The problem:
When a line below contains the word "Computer", copy that line.
===== Data for the task
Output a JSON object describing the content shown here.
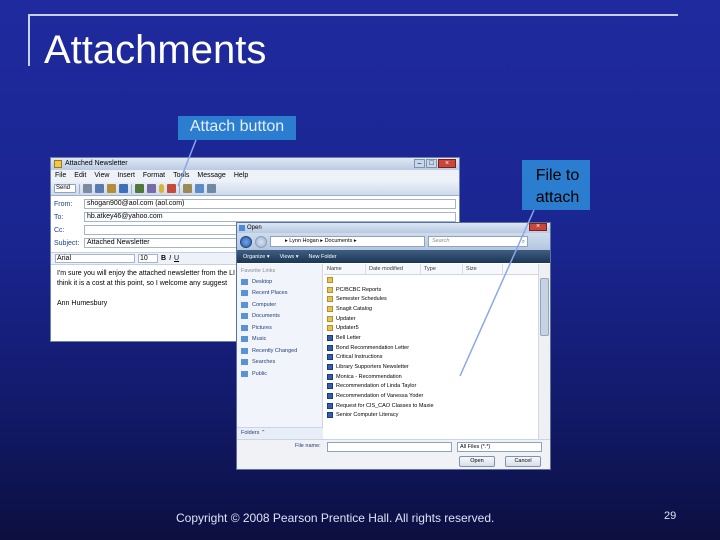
{
  "slide": {
    "title": "Attachments",
    "callouts": {
      "attach": "Attach button",
      "file": "File to attach"
    },
    "footer": "Copyright © 2008 Pearson Prentice Hall. All rights reserved.",
    "page_number": "29"
  },
  "email": {
    "window_title": "Attached Newsletter",
    "menu": [
      "File",
      "Edit",
      "View",
      "Insert",
      "Format",
      "Tools",
      "Message",
      "Help"
    ],
    "send_label": "Send",
    "fields": [
      {
        "label": "From:",
        "value": "shogan900@aol.com (aol.com)"
      },
      {
        "label": "To:",
        "value": "hb.atkey46@yahoo.com"
      },
      {
        "label": "Cc:",
        "value": ""
      },
      {
        "label": "Subject:",
        "value": "Attached Newsletter"
      }
    ],
    "font": "Arial",
    "font_size": "10",
    "body_lines": [
      "I'm sure you will enjoy the attached newsletter from the LI",
      "think it is a cost at this point, so I welcome any suggest",
      "",
      "Ann Humesbury"
    ]
  },
  "dialog": {
    "title": "Open",
    "breadcrumb": "▸ Lynn Hogan ▸ Documents ▸",
    "search_placeholder": "Search",
    "commands": [
      "Organize ▾",
      "Views ▾",
      "New Folder"
    ],
    "favorite_links_header": "Favorite Links",
    "favorites": [
      "Desktop",
      "Recent Places",
      "Computer",
      "Documents",
      "Pictures",
      "Music",
      "Recently Changed",
      "Searches",
      "Public"
    ],
    "folders_label": "Folders",
    "columns": [
      "Name",
      "Date modified",
      "Type",
      "Size"
    ],
    "files": [
      {
        "name": "",
        "kind": "folder"
      },
      {
        "name": "PC/BCBC Reports",
        "kind": "folder"
      },
      {
        "name": "Semester Schedules",
        "kind": "folder"
      },
      {
        "name": "Snagit Catalog",
        "kind": "folder"
      },
      {
        "name": "Updater",
        "kind": "folder"
      },
      {
        "name": "Updater5",
        "kind": "folder"
      },
      {
        "name": "Bell Letter",
        "kind": "doc"
      },
      {
        "name": "Bond Recommendation Letter",
        "kind": "doc"
      },
      {
        "name": "Critical Instructions",
        "kind": "doc"
      },
      {
        "name": "Library Supporters Newsletter",
        "kind": "doc"
      },
      {
        "name": "Monica - Recommendation",
        "kind": "doc"
      },
      {
        "name": "Recommendation of Linda Taylor",
        "kind": "doc"
      },
      {
        "name": "Recommendation of Vanessa Yoder",
        "kind": "doc"
      },
      {
        "name": "Request for CIS_CAO Classes to Maxie",
        "kind": "doc"
      },
      {
        "name": "Senior Computer Literacy",
        "kind": "doc"
      }
    ],
    "file_name_label": "File name:",
    "file_name_value": "",
    "file_type": "All Files (*.*)",
    "open_label": "Open",
    "cancel_label": "Cancel"
  }
}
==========
Exercise result:
      "Computer",
        "name": "Senior Computer Literacy",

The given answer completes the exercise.